measured from the satellites are perched right on the shore of the Athabasca and can crumble at any time.

Question 264-16(3): Transboundary Water Agreements
Oral Questions

Michael Miltenberger Thebacha

I would like to submit that we have through the Premier accessed at the highest level and, as myself as Minister of Environment, I also have the ability to deal directly with my counterpart in Alberta. I know the intent of the Member would be to have us sitting on a working basis at the table. For us to do that we have to do the first fundamental foundational work, which is to get that strategy in place, get the policy accepted, and then map out how we’re going to deal with transboundary issues, both through the Mackenzie River Basin Transboundary Agreement as well as a more one-on-one relationship with the Province of Alberta.

Question 264-16(3): Transboundary Water Agreements
Oral Questions

The Speaker Paul Delorey

Thank you, Mr. Miltenberger. Final supplementary, Mr. Bromley.

Question 264-16(3): Transboundary Water Agreements
Oral Questions

Bob Bromley Weledeh

Thank you, Mr. Speaker. Thank you for those comments from the Minister. I appreciate that the Premier is at the table, but I have to make the observation that here we are in this situation. If the Premier was at the table, how did this happen? I really do think we need to try to do something fairly quickly to address this. I’d like to ask the Minister, they’ve just started a review of the tar sands development at the federal level. I’m sure they’re looking for input. Will this Minister aggressively participate in that review and offer the perspectives of Northerners on what they’re feeling with the vulnerability to this development?

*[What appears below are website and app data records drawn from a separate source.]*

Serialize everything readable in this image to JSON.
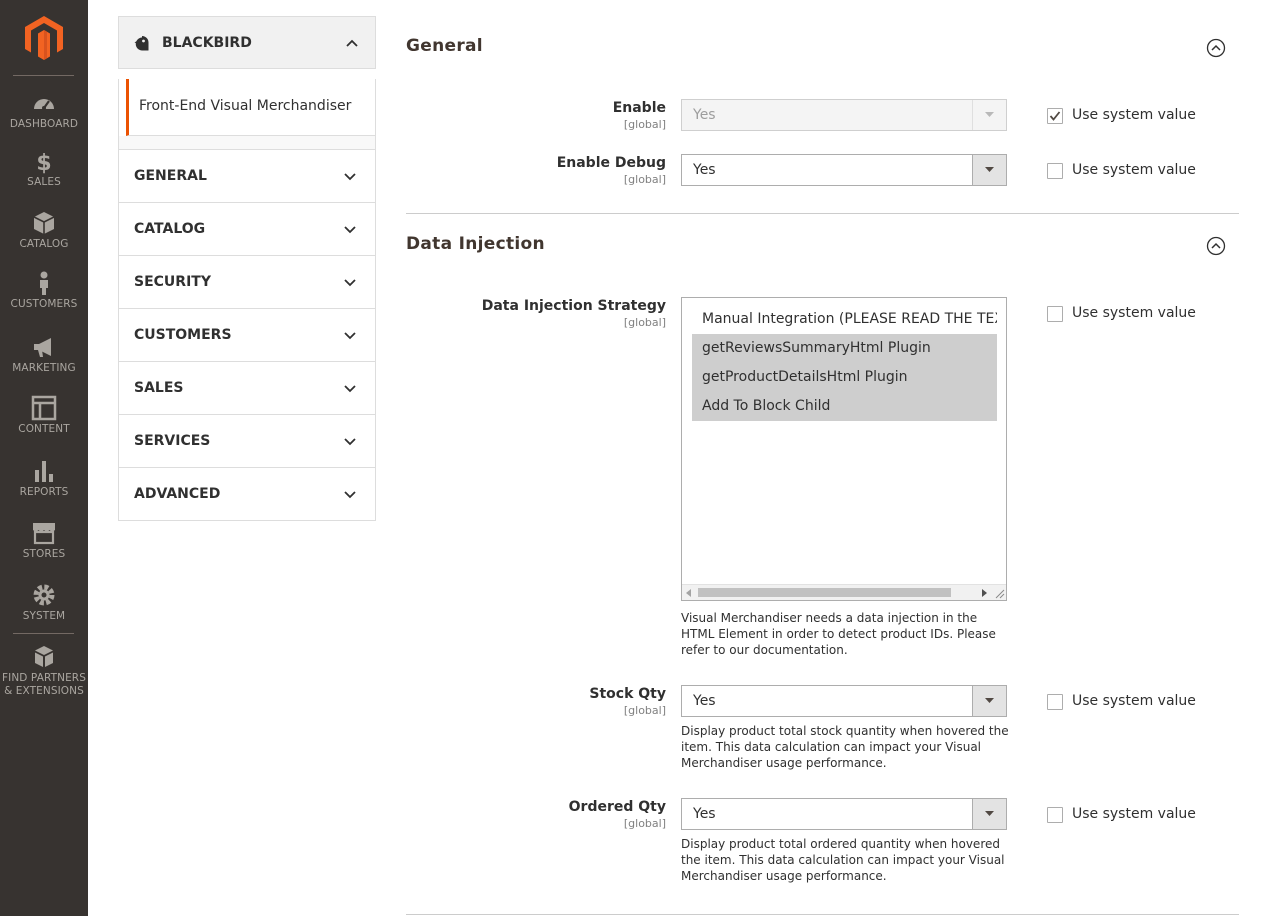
{
  "admin_menu": {
    "logo": "magento-logo",
    "items": [
      {
        "label": "DASHBOARD",
        "icon": "dashboard-icon"
      },
      {
        "label": "SALES",
        "icon": "dollar-icon"
      },
      {
        "label": "CATALOG",
        "icon": "box-icon"
      },
      {
        "label": "CUSTOMERS",
        "icon": "person-icon"
      },
      {
        "label": "MARKETING",
        "icon": "megaphone-icon"
      },
      {
        "label": "CONTENT",
        "icon": "layout-icon"
      },
      {
        "label": "REPORTS",
        "icon": "bar-chart-icon"
      },
      {
        "label": "STORES",
        "icon": "storefront-icon"
      },
      {
        "label": "SYSTEM",
        "icon": "gear-icon"
      },
      {
        "label": "FIND PARTNERS",
        "label2": "& EXTENSIONS",
        "icon": "extensions-icon"
      }
    ]
  },
  "tabs": {
    "vendor": "BLACKBIRD",
    "vendor_sub": "Front-End Visual Merchandiser",
    "sections": [
      "GENERAL",
      "CATALOG",
      "SECURITY",
      "CUSTOMERS",
      "SALES",
      "SERVICES",
      "ADVANCED"
    ]
  },
  "general": {
    "title": "General",
    "enable": {
      "label": "Enable",
      "scope": "[global]",
      "value": "Yes",
      "use_system": true
    },
    "debug": {
      "label": "Enable Debug",
      "scope": "[global]",
      "value": "Yes",
      "use_system": false
    }
  },
  "injection": {
    "title": "Data Injection",
    "strategy": {
      "label": "Data Injection Strategy",
      "scope": "[global]",
      "options": [
        {
          "text": "Manual Integration (PLEASE READ THE TEXT BELOW)",
          "selected": false
        },
        {
          "text": "getReviewsSummaryHtml Plugin",
          "selected": true
        },
        {
          "text": "getProductDetailsHtml Plugin",
          "selected": true
        },
        {
          "text": "Add To Block Child",
          "selected": true
        }
      ],
      "note": "Visual Merchandiser needs a data injection in the HTML Element in order to detect product IDs. Please refer to our documentation.",
      "use_system": false
    },
    "stock": {
      "label": "Stock Qty",
      "scope": "[global]",
      "value": "Yes",
      "note": "Display product total stock quantity when hovered the item. This data calculation can impact your Visual Merchandiser usage performance.",
      "use_system": false
    },
    "ordered": {
      "label": "Ordered Qty",
      "scope": "[global]",
      "value": "Yes",
      "note": "Display product total ordered quantity when hovered the item. This data calculation can impact your Visual Merchandiser usage performance.",
      "use_system": false
    }
  },
  "use_system_label": "Use system value",
  "colors": {
    "menu_bg": "#373330",
    "accent": "#eb5202",
    "menu_text": "#aaa6a0"
  }
}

Question 264-16(3): Transboundary Water Agreements
Oral Questions

Michael Miltenberger Thebacha

I became aware of this committee that the House of Parliament is setting up. I’ve asked the Department of Environment and Natural Resources to give us a briefing note that I can take to Cabinet for consideration about looking for possible standing at the committee hearings to be able to make the case for concerns about integrated watershed management, the need for the National Water Strategy, downstream concerns, and all those very fundamental and pressing issues.

Question 264-16(3): Transboundary Water Agreements
Oral Questions

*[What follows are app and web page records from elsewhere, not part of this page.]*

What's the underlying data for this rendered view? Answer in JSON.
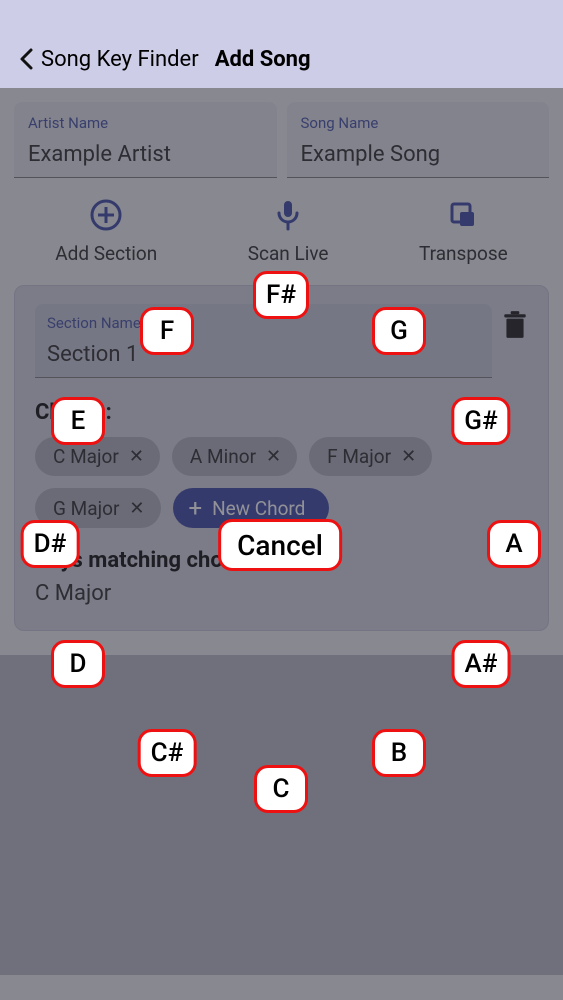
{
  "header": {
    "back_label": "Song Key Finder",
    "title": "Add Song"
  },
  "fields": {
    "artist_label": "Artist Name",
    "artist_value": "Example Artist",
    "song_label": "Song Name",
    "song_value": "Example Song"
  },
  "toolbar": {
    "add_section_label": "Add Section",
    "scan_live_label": "Scan Live",
    "transpose_label": "Transpose"
  },
  "section": {
    "name_label": "Section Name",
    "name_value": "Section 1",
    "chords_label": "Chords:",
    "chords": [
      "C Major",
      "A Minor",
      "F Major",
      "G Major"
    ],
    "new_chord_label": "New Chord",
    "matching_label": "Keys matching chords:",
    "matching_value": "C Major"
  },
  "radial": {
    "cancel_label": "Cancel",
    "notes": [
      "C",
      "C#",
      "D",
      "D#",
      "E",
      "F",
      "F#",
      "G",
      "G#",
      "A",
      "A#",
      "B"
    ]
  },
  "colors": {
    "accent": "#31409f",
    "highlight": "#e11"
  }
}
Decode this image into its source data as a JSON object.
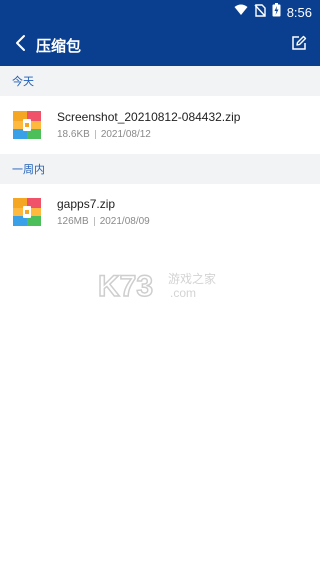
{
  "status_bar": {
    "time": "8:56",
    "icons": [
      "wifi-icon",
      "no-sim-icon",
      "battery-charging-icon"
    ]
  },
  "app_bar": {
    "title": "压缩包",
    "back_icon": "chevron-left-icon",
    "edit_icon": "edit-icon"
  },
  "sections": [
    {
      "header": "今天",
      "files": [
        {
          "name": "Screenshot_20210812-084432.zip",
          "size": "18.6KB",
          "date": "2021/08/12",
          "icon": "zip-archive-icon"
        }
      ]
    },
    {
      "header": "一周内",
      "files": [
        {
          "name": "gapps7.zip",
          "size": "126MB",
          "date": "2021/08/09",
          "icon": "zip-archive-icon"
        }
      ]
    }
  ],
  "watermark": {
    "brand": "K73",
    "text": "游戏之家",
    "domain": ".com"
  },
  "colors": {
    "primary": "#0a3f8f",
    "section_bg": "#f2f3f5",
    "section_text": "#1f5fb8"
  }
}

The Speaker Paul Delorey

Thank you, Mr. Miltenberger. The honourable Member for Yellowknife Centre, Mr. Hawkins.

Question 265-16(3): Conflict Between Health Care And Dental Plans
Oral Questions

Robert Hawkins Yellowknife Centre

Thank you, Mr. Speaker. The issue I raised today in my Member’s statement is quite a pointillist problem. I’m not trying to distemper the system, but the fact is often the problem is created in the process. Certainly the Department of Health isn’t the issue here, but I

want to make sure the Department of Health doesn’t become the issue in the sense that it becomes timely and the process overtakes the problem. The issue right now is my constituent’s trying to get an appointment with her doctor. That doctor will need time to review the file. That will require time for consideration. That will require more time for arranging specialists. We all know here, quite clearly, that when you try to navigate the system by getting a hold of a specialist in certain time, that’s a very valuable thing when you get an appointment from the specialist.

Clearly saying that the Department of Health isn’t the issue, I just want to make sure that if my constituent hits the wall when they try to get this appointment and support from their doctor to get a referral to the specialist, will the Minister of Health and Social Services be willing to keep a watchful eye on this file to make sure that she gets the support she needs and the treatment of this tumour?

Question 265-16(3): Conflict Between Health Care And Dental Plans
Oral Questions

The Speaker Paul Delorey

Thank you, Mr. Hawkins. The honourable Minister responsible for Health and Social Services, Ms. Lee.